I’m sitting on the patio of the Villa Nova Inn in Cuenca, Ecuador enjoying a few beers. I’m watching the sun go down, looking out over the manicured grassy banks of the Tomebamba river. I can hear the laughter of children in the new Parque de Madre just across the river.
I’ve always loved to explore the areas in which I live. Whether I was bushwhacking through wild Alaskan terrain or driving down dusty country roads in Minnesota farm country, I relished the thrill of seeing what’s around the next bend. It could be a fantastic little family-owned apple orchard or a mama moose with newborn twins.
“I long, as does every human being, to be at home wherever I find myself,” said the poet Maya Angelou. I suppose she’s right…we all aspire to a certain comfort in our own skin. I’ve always felt travel encouraged it, in fact.
I’m a daydreamer and a traveler at heart. One of my favorite ways to pass time is to imagine where else I might want to live one day. A recurring dream involves a cabin in the jungle where I would wake to the songs of carefree birds, the chatter of mischievous monkeys, and the rustle of a light breeze playing through overhead palm fronds.
Moving abroad can be the start of the most exciting and fulfilling chapter of your life. I arrived in Ecuador over four years ago and I’ve never been happier. Stress has vanished; I choose how to spend my time; and I’ve never had so many wonderful friends.
Travelers flock to Ecuador each year to enjoy the country’s diverse regions, exotic wildlife, and of course the famed Galapagos Islands. Some visitors become so enthralled with Ecuador that their vacation becomes a permanent stay. But whether you’re a passer through or a smitten expat, don’t miss out on Ecuador’s vast cultural options.
The big city versus the little village. It’s an age-old question, and it’s one that potential expats and retirees deal with all the time. Do I want to spend my time enjoying the slower pace and more neighborly atmosphere of a small town somewhere…or do I want to take advantage of all the shopping, entertainment, and modern amenities provided by a big city?

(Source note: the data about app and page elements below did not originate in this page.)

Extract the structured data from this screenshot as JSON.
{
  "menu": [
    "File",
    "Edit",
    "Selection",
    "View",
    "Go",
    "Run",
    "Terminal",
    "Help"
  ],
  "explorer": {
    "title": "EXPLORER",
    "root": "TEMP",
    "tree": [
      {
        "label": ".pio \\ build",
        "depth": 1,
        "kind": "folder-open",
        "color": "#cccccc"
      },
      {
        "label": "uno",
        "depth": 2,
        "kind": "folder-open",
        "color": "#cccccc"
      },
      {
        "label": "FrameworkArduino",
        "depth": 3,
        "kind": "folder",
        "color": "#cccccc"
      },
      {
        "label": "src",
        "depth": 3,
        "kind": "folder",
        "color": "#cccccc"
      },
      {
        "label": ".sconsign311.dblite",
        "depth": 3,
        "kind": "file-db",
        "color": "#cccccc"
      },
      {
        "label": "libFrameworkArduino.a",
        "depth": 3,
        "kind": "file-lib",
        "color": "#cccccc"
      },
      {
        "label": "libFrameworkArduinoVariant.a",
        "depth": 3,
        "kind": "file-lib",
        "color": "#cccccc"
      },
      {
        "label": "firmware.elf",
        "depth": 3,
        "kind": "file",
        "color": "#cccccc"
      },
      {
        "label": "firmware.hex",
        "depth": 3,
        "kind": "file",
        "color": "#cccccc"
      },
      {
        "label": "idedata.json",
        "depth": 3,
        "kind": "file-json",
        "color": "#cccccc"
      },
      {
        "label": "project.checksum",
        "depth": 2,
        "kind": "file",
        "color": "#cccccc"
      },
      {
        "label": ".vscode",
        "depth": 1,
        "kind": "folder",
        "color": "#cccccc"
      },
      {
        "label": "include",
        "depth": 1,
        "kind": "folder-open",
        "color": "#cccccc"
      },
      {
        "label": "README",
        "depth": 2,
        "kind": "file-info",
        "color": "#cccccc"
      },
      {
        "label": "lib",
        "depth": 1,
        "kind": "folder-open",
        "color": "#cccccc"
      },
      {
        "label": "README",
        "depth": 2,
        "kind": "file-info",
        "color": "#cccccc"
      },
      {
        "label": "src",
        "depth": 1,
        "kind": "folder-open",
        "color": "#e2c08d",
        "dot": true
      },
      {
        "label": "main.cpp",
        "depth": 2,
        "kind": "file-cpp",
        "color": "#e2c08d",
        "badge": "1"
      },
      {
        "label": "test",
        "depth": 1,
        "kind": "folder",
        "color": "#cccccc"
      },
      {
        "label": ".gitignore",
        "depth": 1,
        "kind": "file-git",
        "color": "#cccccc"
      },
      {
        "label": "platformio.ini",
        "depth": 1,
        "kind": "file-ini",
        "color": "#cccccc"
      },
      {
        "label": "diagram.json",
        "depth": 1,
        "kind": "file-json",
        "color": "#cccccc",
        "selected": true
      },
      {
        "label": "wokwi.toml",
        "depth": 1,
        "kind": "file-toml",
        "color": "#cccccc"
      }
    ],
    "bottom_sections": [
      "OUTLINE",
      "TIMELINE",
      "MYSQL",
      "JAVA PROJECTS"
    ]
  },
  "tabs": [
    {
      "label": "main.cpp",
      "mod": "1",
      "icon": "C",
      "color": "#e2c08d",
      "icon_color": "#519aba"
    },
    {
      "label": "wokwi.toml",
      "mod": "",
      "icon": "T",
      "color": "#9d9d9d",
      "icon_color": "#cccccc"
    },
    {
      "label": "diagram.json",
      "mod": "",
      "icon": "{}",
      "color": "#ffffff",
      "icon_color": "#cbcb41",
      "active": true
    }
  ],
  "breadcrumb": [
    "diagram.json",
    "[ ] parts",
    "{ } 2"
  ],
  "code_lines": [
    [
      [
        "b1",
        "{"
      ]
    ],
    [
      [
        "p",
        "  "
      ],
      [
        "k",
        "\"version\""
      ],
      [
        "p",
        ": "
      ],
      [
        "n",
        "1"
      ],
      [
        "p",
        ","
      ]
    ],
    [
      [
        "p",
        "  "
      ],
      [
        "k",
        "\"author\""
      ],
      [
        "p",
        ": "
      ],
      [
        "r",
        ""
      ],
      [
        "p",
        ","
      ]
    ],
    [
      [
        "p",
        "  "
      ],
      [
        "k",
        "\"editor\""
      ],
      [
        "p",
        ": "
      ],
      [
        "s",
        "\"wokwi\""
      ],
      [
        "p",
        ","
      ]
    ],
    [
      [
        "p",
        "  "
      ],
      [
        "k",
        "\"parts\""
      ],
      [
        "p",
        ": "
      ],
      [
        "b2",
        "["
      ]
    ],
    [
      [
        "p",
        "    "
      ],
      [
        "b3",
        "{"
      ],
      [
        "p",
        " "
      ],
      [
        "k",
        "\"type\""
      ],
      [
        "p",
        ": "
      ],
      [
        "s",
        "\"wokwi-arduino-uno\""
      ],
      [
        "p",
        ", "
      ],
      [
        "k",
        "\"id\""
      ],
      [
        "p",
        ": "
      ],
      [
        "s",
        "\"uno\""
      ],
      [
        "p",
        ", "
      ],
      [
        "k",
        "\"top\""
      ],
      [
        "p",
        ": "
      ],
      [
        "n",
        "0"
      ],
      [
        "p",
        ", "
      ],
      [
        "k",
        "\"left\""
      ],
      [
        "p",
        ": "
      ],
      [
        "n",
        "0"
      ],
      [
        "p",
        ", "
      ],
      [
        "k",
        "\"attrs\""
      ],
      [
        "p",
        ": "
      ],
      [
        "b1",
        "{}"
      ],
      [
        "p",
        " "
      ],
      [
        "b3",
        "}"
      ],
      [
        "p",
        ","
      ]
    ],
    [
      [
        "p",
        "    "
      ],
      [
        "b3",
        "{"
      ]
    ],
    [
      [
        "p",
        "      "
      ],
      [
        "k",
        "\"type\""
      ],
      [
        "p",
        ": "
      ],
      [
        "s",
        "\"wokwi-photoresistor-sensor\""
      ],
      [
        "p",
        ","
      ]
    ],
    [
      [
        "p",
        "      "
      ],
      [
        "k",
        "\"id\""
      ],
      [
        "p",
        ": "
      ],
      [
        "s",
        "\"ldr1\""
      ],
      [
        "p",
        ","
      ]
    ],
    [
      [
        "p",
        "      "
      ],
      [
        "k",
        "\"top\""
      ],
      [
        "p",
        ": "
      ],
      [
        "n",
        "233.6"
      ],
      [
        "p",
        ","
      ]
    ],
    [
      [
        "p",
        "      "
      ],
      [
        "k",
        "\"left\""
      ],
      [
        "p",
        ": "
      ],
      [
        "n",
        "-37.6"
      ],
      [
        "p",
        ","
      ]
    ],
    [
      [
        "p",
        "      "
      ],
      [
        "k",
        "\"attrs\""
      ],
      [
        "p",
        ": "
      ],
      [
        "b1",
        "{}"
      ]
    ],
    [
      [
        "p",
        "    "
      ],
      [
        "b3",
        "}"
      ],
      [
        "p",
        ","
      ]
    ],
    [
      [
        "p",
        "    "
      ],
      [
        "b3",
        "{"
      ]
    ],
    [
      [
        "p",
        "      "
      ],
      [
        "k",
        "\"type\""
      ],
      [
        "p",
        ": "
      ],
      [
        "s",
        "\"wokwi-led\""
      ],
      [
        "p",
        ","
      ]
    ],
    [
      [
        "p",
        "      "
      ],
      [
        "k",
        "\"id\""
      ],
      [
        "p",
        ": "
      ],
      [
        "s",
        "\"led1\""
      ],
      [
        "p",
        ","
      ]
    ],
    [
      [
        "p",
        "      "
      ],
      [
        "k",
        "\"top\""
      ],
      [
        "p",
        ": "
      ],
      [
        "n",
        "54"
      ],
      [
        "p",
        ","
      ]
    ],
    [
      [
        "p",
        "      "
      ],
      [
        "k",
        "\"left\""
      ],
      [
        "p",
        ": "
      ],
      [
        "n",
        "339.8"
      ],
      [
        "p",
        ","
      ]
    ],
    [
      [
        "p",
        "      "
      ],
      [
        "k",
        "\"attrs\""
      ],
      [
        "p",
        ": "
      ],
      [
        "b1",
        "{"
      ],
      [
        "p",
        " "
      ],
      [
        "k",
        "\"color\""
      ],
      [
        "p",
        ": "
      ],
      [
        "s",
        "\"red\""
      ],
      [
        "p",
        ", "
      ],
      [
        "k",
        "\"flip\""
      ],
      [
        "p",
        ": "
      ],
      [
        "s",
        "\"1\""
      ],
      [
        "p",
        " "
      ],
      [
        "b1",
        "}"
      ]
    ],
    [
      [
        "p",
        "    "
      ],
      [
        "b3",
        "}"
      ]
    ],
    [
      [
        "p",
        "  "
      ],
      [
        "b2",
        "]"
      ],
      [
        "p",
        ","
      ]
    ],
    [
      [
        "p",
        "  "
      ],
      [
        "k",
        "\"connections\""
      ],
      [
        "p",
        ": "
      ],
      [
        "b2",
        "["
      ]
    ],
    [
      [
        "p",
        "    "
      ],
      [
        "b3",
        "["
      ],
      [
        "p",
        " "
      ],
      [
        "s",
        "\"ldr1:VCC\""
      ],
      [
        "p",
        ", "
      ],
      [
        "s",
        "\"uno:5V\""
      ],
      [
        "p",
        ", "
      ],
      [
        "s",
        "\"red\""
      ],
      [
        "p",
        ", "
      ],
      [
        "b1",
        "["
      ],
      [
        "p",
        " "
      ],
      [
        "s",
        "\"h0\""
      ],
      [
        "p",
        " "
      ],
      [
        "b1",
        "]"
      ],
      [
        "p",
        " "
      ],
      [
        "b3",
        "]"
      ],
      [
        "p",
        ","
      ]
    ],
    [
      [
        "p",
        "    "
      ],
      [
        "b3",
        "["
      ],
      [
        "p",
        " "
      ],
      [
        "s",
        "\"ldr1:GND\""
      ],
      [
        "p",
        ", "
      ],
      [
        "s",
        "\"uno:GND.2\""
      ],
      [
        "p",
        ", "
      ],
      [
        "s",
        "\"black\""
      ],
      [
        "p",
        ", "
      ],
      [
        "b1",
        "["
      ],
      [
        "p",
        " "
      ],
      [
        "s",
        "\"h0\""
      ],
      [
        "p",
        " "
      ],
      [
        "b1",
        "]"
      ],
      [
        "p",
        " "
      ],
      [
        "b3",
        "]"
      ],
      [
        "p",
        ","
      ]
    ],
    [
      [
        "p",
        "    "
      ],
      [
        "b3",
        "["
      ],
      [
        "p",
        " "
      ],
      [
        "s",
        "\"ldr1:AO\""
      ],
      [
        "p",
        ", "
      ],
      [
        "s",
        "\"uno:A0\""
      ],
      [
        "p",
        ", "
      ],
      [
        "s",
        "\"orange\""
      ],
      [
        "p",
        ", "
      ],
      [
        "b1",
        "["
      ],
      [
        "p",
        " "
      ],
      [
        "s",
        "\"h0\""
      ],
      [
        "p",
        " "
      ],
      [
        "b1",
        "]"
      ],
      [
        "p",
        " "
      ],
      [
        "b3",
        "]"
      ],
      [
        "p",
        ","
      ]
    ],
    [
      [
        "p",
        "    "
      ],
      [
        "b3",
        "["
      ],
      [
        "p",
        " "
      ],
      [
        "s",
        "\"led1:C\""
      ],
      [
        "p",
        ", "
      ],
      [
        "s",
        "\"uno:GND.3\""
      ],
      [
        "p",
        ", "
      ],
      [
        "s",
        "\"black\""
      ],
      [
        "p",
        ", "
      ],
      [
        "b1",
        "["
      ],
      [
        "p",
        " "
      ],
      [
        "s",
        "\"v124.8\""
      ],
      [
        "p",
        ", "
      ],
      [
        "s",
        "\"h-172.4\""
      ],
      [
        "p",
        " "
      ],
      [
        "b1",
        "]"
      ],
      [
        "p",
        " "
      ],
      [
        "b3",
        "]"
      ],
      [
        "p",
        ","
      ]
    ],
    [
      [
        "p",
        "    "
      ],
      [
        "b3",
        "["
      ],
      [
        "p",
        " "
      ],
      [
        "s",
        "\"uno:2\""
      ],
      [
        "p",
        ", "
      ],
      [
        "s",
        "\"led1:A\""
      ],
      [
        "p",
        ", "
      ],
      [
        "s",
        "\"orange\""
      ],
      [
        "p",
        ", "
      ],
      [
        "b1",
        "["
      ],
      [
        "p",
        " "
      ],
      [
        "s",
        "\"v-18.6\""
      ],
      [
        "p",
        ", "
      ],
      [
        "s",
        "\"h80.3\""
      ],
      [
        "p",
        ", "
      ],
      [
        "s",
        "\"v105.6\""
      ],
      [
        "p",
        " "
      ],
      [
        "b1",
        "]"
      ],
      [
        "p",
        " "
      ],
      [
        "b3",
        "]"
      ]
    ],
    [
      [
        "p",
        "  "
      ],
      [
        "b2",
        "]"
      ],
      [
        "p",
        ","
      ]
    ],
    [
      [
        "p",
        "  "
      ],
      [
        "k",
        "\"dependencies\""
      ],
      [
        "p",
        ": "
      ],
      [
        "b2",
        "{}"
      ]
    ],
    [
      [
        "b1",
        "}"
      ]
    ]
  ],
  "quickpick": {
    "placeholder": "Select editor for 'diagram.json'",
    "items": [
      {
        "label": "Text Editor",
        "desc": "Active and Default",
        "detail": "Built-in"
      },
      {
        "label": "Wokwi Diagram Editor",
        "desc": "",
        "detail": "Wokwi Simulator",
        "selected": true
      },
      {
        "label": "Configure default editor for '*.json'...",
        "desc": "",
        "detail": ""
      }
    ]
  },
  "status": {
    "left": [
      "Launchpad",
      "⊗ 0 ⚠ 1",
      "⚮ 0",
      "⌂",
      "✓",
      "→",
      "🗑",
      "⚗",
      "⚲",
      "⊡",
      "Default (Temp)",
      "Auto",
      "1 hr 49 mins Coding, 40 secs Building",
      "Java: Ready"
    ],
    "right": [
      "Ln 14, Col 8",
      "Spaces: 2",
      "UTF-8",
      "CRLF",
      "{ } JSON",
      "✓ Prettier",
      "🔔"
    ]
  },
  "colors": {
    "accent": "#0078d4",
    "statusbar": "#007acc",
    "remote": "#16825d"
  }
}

I realized years ago that, by and large, happiness is a choice. I’ll admit that there have been times when maintaining that choice has required significant, conscious effort. But, the choice is easier now that I’m retired and living on Mexico’s Riviera Maya. Here it would take considerable, deliberate effort to be anything but happy.